The growing Chrome OS family has a new member. On Tuesday, Asus announced the Chromebox desktop model, priced at $179.
The company is emphasizing the unit's easy setup, and, because it uses the Net-based Chrome operating system, its automatic updating and integrated malware protection.
The model is available with either an Intel Core i3 or Celeron processor, or i7 in some markets, and features up to 4 GB of RAM, a 16 GB solid-state drive and as much as 100 GB of online Google Drive space for two years, 802.11 a/b/g/n, a card reader, four USB 3.0 ports, and ports for both HDMI and DisplayPort, supporting dual monitors and the next-generation 4K/Ultra High Definition display format. The unit comes without keyboard, mouse or monitor, but it does include a VESA mount for installation behind a display.
The fanless box, measuring 5 inches by 5 inches, will be available in March. Felix Lin, director of product management at Google, said in a statement that the new Chromebox "offers the simplicity, security and speed of Chrome OS in the most compact and powerful Chrome device to date." The product, he said, is targeted at the home, the classroom and the office.
Laura DiDio, an analyst with industry research firm Information Technology Intelligence Consulting, told us that timing of this product release "is very smart" if the intention is to possibly grab a bit of market share from Microsoft, since that company has had the "water muddied" for its Windows 8/8.1 platform by talk about the projected release of Windows 9 in spring of next year.
Users of Windows 7 and XP machines that are interested in upgrading, she said, now might want to wait until the next major Windows version is out -- which might give them time to consider a low-priced alternative, like a Chromebox.
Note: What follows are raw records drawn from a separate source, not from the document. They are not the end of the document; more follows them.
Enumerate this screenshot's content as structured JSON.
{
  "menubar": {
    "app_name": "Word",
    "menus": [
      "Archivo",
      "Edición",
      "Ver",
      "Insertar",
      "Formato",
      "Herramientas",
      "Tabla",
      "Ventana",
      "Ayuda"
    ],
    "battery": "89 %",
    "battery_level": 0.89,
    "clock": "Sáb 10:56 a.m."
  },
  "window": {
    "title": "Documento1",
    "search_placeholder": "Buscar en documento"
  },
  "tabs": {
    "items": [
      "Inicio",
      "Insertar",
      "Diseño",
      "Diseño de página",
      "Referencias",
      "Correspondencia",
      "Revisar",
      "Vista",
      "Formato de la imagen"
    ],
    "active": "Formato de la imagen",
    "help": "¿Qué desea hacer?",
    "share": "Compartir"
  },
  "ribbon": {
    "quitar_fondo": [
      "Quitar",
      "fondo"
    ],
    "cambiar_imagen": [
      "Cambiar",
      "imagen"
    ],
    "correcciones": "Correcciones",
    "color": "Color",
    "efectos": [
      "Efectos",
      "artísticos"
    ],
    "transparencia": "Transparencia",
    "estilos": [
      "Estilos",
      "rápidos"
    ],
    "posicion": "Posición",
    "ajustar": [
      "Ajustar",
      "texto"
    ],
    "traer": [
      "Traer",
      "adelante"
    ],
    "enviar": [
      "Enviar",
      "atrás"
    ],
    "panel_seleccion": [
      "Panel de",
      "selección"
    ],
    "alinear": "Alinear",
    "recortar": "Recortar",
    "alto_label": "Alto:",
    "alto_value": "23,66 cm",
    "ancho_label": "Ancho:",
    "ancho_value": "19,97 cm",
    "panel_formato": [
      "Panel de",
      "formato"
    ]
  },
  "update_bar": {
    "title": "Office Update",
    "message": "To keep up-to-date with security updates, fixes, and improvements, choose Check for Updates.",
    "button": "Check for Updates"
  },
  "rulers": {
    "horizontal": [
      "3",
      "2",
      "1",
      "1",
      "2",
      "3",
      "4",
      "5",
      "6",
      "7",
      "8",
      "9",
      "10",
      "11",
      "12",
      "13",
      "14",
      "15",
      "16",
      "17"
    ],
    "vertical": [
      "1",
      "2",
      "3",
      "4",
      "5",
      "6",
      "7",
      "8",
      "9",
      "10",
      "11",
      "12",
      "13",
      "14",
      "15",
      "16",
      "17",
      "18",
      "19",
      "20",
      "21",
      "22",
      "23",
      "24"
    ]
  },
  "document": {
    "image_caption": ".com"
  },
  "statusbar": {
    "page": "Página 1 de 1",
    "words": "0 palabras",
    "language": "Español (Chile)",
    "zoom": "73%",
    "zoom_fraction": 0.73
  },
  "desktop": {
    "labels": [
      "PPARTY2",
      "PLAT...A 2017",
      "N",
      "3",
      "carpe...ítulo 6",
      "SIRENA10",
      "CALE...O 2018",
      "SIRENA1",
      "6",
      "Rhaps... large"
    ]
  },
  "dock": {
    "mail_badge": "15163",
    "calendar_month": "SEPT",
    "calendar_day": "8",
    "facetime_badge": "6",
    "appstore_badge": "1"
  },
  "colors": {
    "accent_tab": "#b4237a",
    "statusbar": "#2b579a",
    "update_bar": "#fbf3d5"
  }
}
Asus is pitching this model in ways that go beyond its use as another computer. It comes with access to YouTube, Hulu Plus and Netflix, meaning that, with its HDMI output, it could serve as an entertainment hub. Given the 100 GB of Google Drive space, with more available for purchase, the company noted that it can also serve as a data hub for other PCs, smartphones or tablets so that users can access data and files stored in the cloud through the Chromebox, by logging into their Google account.
The first Chrome OS-based desktop computer was launched in Spring of last year by Google and Samsung. Also called the Chromebox, it came without keyboard, display or mouse and started at $329.
The Chrome OS, which was announced in 2009, offers a lightweight, browser-based platform that allows devices to boot up almost immediately and emphasizes cloud-based applications and storage. Chrome-based laptops have begun to find a beachhead of interest in schools and businesses, where anyone can use any of the machines and the pricetags are relatively low.